(Data records begins)

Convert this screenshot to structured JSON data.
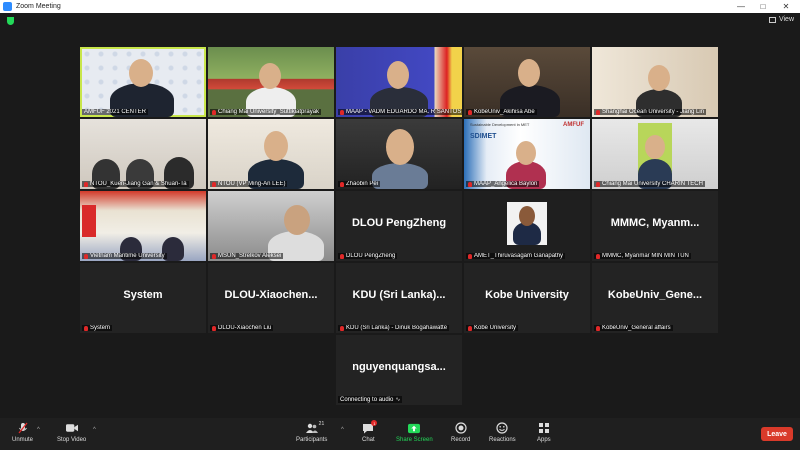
{
  "window": {
    "title": "Zoom Meeting"
  },
  "view_button": {
    "label": "View"
  },
  "tiles": [
    {
      "label": "AMFUF 2021 CENTER",
      "muted": false,
      "big": ""
    },
    {
      "label": "Chiang Mai University_Suttikiatprayak",
      "muted": true,
      "big": ""
    },
    {
      "label": "MAAP - VADM EDUARDO MA. R SANTOS",
      "muted": true,
      "big": ""
    },
    {
      "label": "KobeUniv_Akihisa Abe",
      "muted": true,
      "big": ""
    },
    {
      "label": "Shanghai Ocean University - Jiang Lin",
      "muted": true,
      "big": ""
    },
    {
      "label": "NTOU_Kuen-Jiang Gan & Shuan-Ta",
      "muted": true,
      "big": ""
    },
    {
      "label": "NTOU (VP Ming-An LEE)",
      "muted": true,
      "big": ""
    },
    {
      "label": "Zhaobin Pei",
      "muted": true,
      "big": ""
    },
    {
      "label": "MAAP_Angelica Baylon",
      "muted": true,
      "big": ""
    },
    {
      "label": "Chiang Mai University CHARIN TECH",
      "muted": true,
      "big": ""
    },
    {
      "label": "Vietnam Maritime University",
      "muted": true,
      "big": ""
    },
    {
      "label": "MSUN_Strelkov Aleksei",
      "muted": true,
      "big": ""
    },
    {
      "label": "DLOU PengZheng",
      "muted": true,
      "big": "DLOU PengZheng"
    },
    {
      "label": "AMET_Thiruvasagam Ganapathy",
      "muted": true,
      "big": ""
    },
    {
      "label": "MMMC, Myanmar MIN MIN TUN",
      "muted": true,
      "big": "MMMC,  Myanm..."
    },
    {
      "label": "System",
      "muted": true,
      "big": "System"
    },
    {
      "label": "DLOU-Xiaochen Liu",
      "muted": true,
      "big": "DLOU-Xiaochen..."
    },
    {
      "label": "KDU (Sri Lanka) - Dinuk Bogahawatte",
      "muted": true,
      "big": "KDU  (Sri  Lanka)..."
    },
    {
      "label": "Kobe University",
      "muted": true,
      "big": "Kobe University"
    },
    {
      "label": "KobeUniv_General affairs",
      "muted": true,
      "big": "KobeUniv_Gene..."
    },
    {
      "label": "Connecting to audio",
      "muted": false,
      "big": "nguyenquangsa..."
    }
  ],
  "slide": {
    "title": "Sustainable Development in MET",
    "brand": "AMFUF",
    "heading": "SDIMET"
  },
  "toolbar": {
    "unmute": "Unmute",
    "stop_video": "Stop Video",
    "participants": "Participants",
    "participants_count": "21",
    "chat": "Chat",
    "chat_badge": "1",
    "share_screen": "Share Screen",
    "record": "Record",
    "reactions": "Reactions",
    "apps": "Apps",
    "leave": "Leave"
  },
  "colors": {
    "accent_green": "#23d959",
    "leave_red": "#d93a2a",
    "active_border": "#c8e64a"
  }
}
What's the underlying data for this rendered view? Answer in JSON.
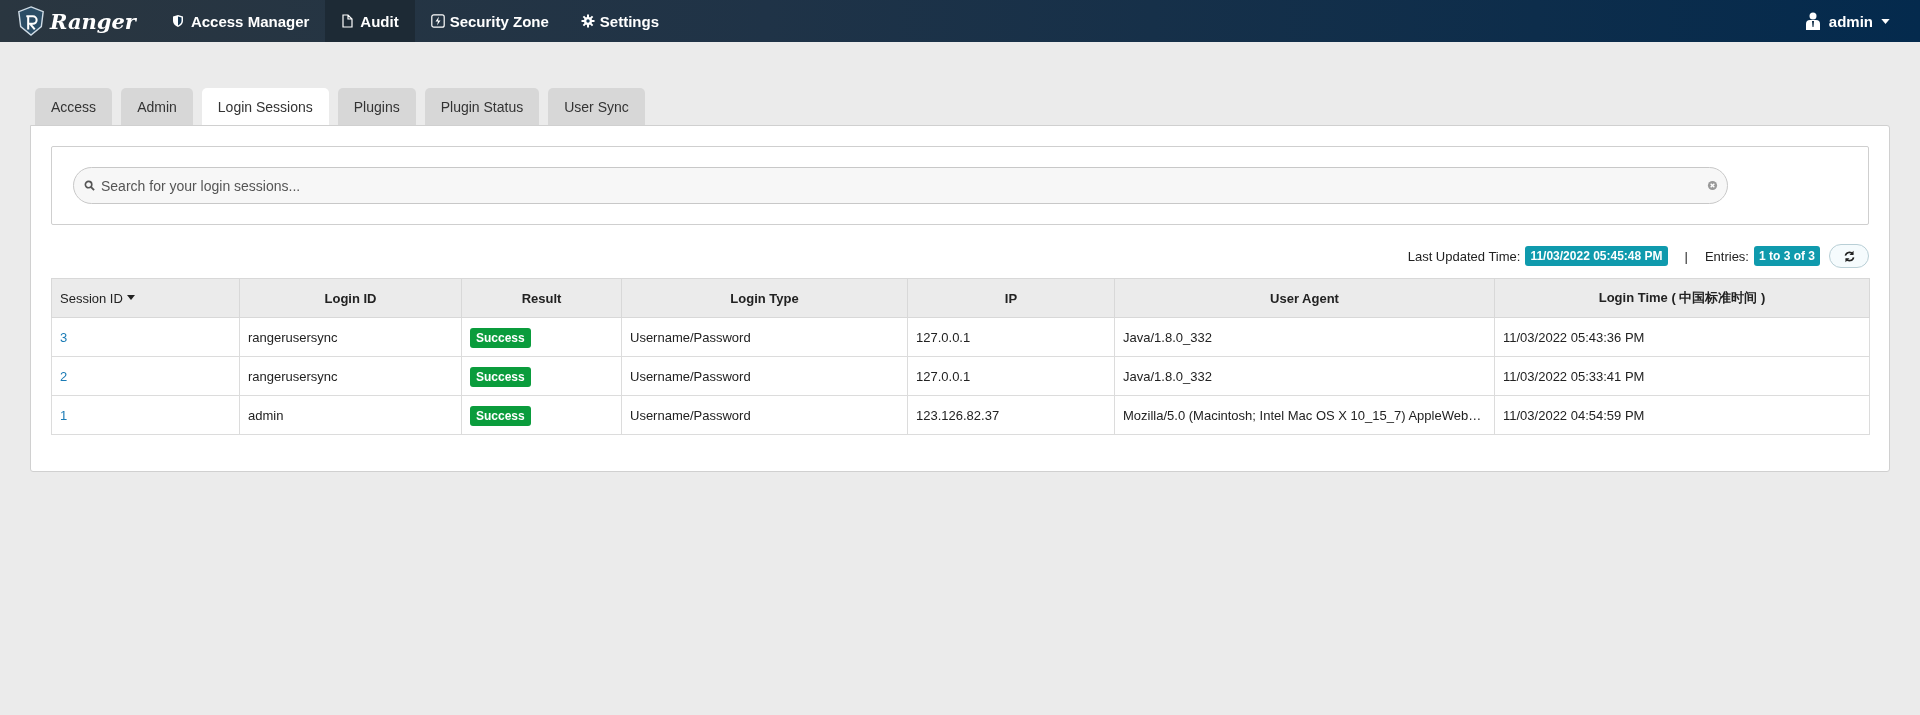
{
  "navbar": {
    "brand": "Ranger",
    "items": [
      {
        "label": "Access Manager",
        "selected": false
      },
      {
        "label": "Audit",
        "selected": true
      },
      {
        "label": "Security Zone",
        "selected": false
      },
      {
        "label": "Settings",
        "selected": false
      }
    ],
    "user": "admin"
  },
  "tabs": [
    {
      "label": "Access",
      "selected": false
    },
    {
      "label": "Admin",
      "selected": false
    },
    {
      "label": "Login Sessions",
      "selected": true
    },
    {
      "label": "Plugins",
      "selected": false
    },
    {
      "label": "Plugin Status",
      "selected": false
    },
    {
      "label": "User Sync",
      "selected": false
    }
  ],
  "search": {
    "placeholder": "Search for your login sessions..."
  },
  "info": {
    "last_updated_label": "Last Updated Time:",
    "last_updated": "11/03/2022 05:45:48 PM",
    "separator": "|",
    "entries_label": "Entries:",
    "entries": "1 to 3 of 3"
  },
  "table": {
    "columns": [
      {
        "label": "Session ID",
        "sorted": true
      },
      {
        "label": "Login ID",
        "sorted": false
      },
      {
        "label": "Result",
        "sorted": false
      },
      {
        "label": "Login Type",
        "sorted": false
      },
      {
        "label": "IP",
        "sorted": false
      },
      {
        "label": "User Agent",
        "sorted": false
      },
      {
        "label": "Login Time ( 中国标准时间 )",
        "sorted": false
      }
    ],
    "rows": [
      {
        "session_id": "3",
        "login_id": "rangerusersync",
        "result": "Success",
        "login_type": "Username/Password",
        "ip": "127.0.0.1",
        "user_agent": "Java/1.8.0_332",
        "login_time": "11/03/2022 05:43:36 PM"
      },
      {
        "session_id": "2",
        "login_id": "rangerusersync",
        "result": "Success",
        "login_type": "Username/Password",
        "ip": "127.0.0.1",
        "user_agent": "Java/1.8.0_332",
        "login_time": "11/03/2022 05:33:41 PM"
      },
      {
        "session_id": "1",
        "login_id": "admin",
        "result": "Success",
        "login_type": "Username/Password",
        "ip": "123.126.82.37",
        "user_agent": "Mozilla/5.0 (Macintosh; Intel Mac OS X 10_15_7) AppleWeb…",
        "login_time": "11/03/2022 04:54:59 PM"
      }
    ]
  }
}
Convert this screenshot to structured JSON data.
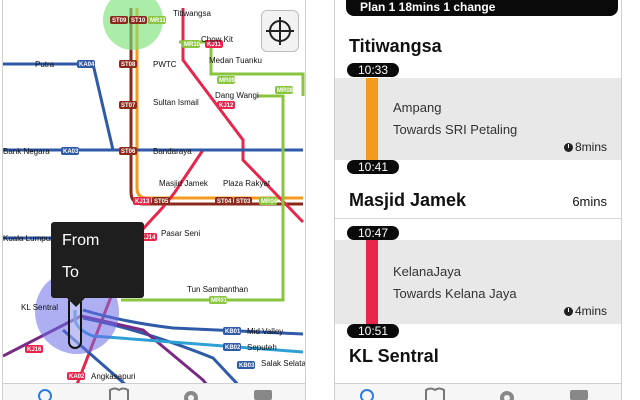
{
  "map": {
    "stations": [
      "Titiwangsa",
      "Chow Kit",
      "Putra",
      "PWTC",
      "Medan Tuanku",
      "Sultan Ismail",
      "Dang Wangi",
      "Bank Negara",
      "Bandaraya",
      "Masjid Jamek",
      "Plaza Rakyat",
      "Kuala Lumpur",
      "Pasar Seni",
      "Tun Sambanthan",
      "KL Sentral",
      "Mid Valley",
      "Seputeh",
      "Salak Selatan",
      "Angkasapuri"
    ],
    "codes": [
      "ST09",
      "ST10",
      "MR11",
      "KJ11",
      "MR10",
      "KA04",
      "ST08",
      "MR09",
      "ST07",
      "KJ12",
      "MR08",
      "KA03",
      "ST06",
      "KJ13",
      "ST05",
      "ST04",
      "ST03",
      "MR04",
      "KJ14",
      "MR01",
      "KB01",
      "KB02",
      "KB03",
      "KJ16",
      "KA02"
    ]
  },
  "callout": {
    "from": "From",
    "to": "To"
  },
  "plan": {
    "header": "Plan 1 18mins 1 change",
    "stops": [
      {
        "name": "Titiwangsa",
        "time": "10:33"
      },
      {
        "name": "Masjid Jamek",
        "arrive": "10:41",
        "depart": "10:47",
        "transfer": "6mins"
      },
      {
        "name": "KL Sentral",
        "time": "10:51"
      }
    ],
    "legs": [
      {
        "line": "Ampang",
        "direction": "Towards SRI Petaling",
        "duration": "8mins",
        "color": "#f39a1f"
      },
      {
        "line": "KelanaJaya",
        "direction": "Towards Kelana Jaya",
        "duration": "4mins",
        "color": "#e8264b"
      }
    ]
  },
  "colors": {
    "ampang": "#f39a1f",
    "kelana": "#e8264b",
    "monorail": "#8ac53f",
    "sri_petaling": "#8b2a1a",
    "ktm": "#2e5aa8",
    "erl": "#7a2a86"
  }
}
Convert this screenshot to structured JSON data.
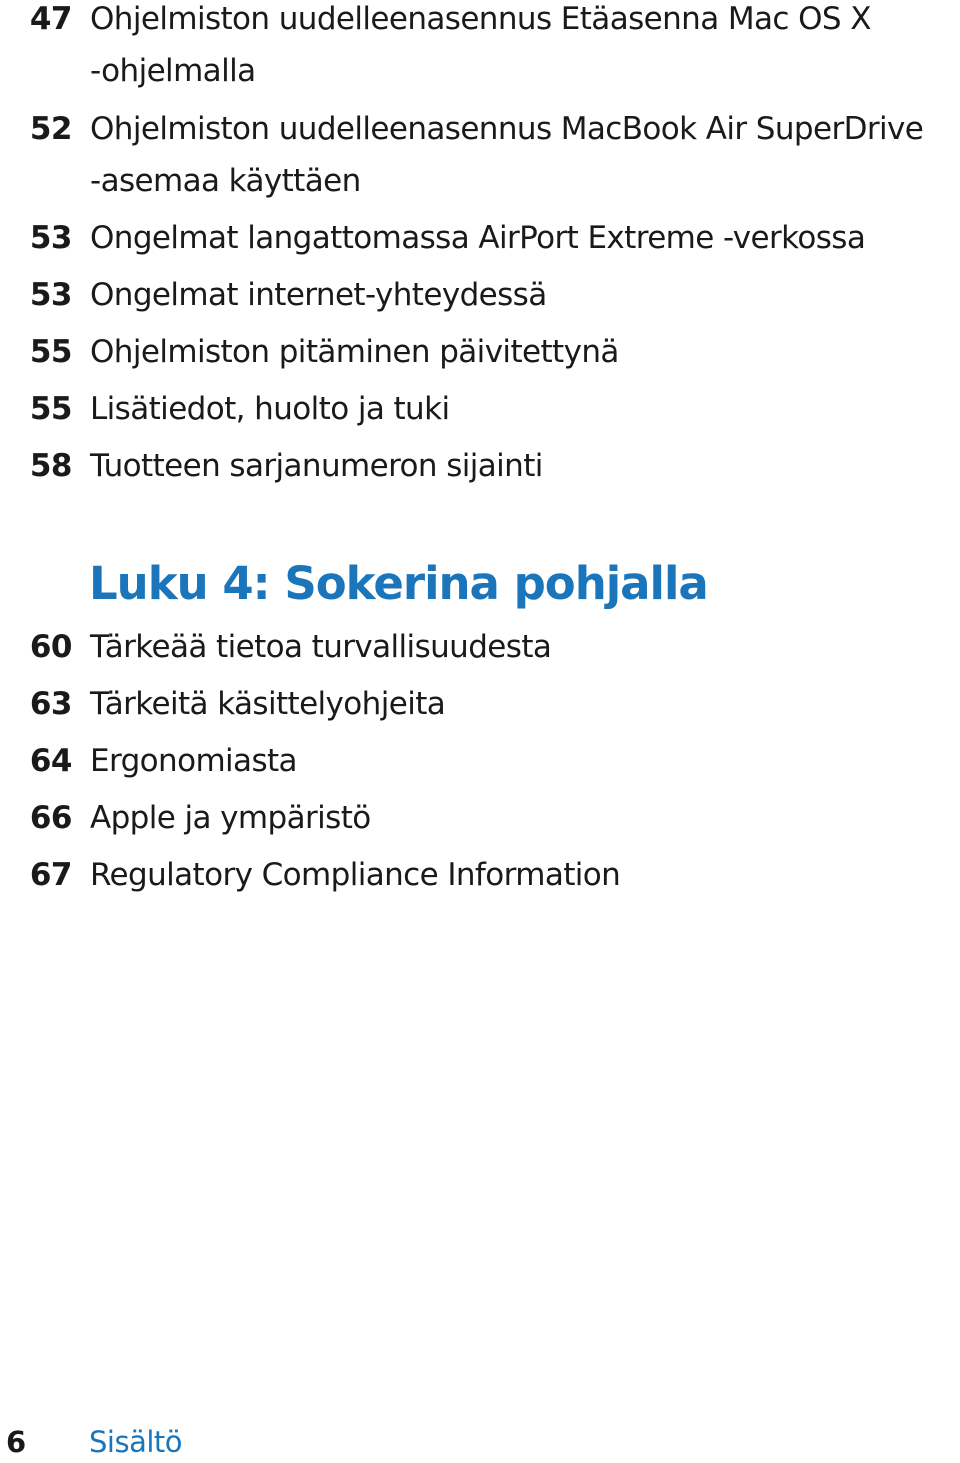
{
  "entries_top": [
    {
      "page": "47",
      "title": "Ohjelmiston uudelleenasennus Etäasenna Mac OS X",
      "title_cont": "-ohjelmalla"
    },
    {
      "page": "52",
      "title": "Ohjelmiston uudelleenasennus MacBook Air SuperDrive",
      "title_cont": "-asemaa käyttäen"
    },
    {
      "page": "53",
      "title": "Ongelmat langattomassa AirPort Extreme -verkossa"
    },
    {
      "page": "53",
      "title": "Ongelmat internet-yhteydessä"
    },
    {
      "page": "55",
      "title": "Ohjelmiston pitäminen päivitettynä"
    },
    {
      "page": "55",
      "title": "Lisätiedot, huolto ja tuki"
    },
    {
      "page": "58",
      "title": "Tuotteen sarjanumeron sijainti"
    }
  ],
  "chapter": {
    "label": "Luku 4:",
    "title": "Sokerina pohjalla",
    "full": "Luku 4: Sokerina pohjalla"
  },
  "entries_chapter4": [
    {
      "page": "60",
      "title": "Tärkeää tietoa turvallisuudesta"
    },
    {
      "page": "63",
      "title": "Tärkeitä käsittelyohjeita"
    },
    {
      "page": "64",
      "title": "Ergonomiasta"
    },
    {
      "page": "66",
      "title": "Apple ja ympäristö"
    },
    {
      "page": "67",
      "title": "Regulatory Compliance Information"
    }
  ],
  "footer": {
    "page_number": "6",
    "section": "Sisältö"
  },
  "colors": {
    "accent": "#1b75bb",
    "text": "#1a1a1a"
  }
}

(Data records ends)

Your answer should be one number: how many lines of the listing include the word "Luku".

2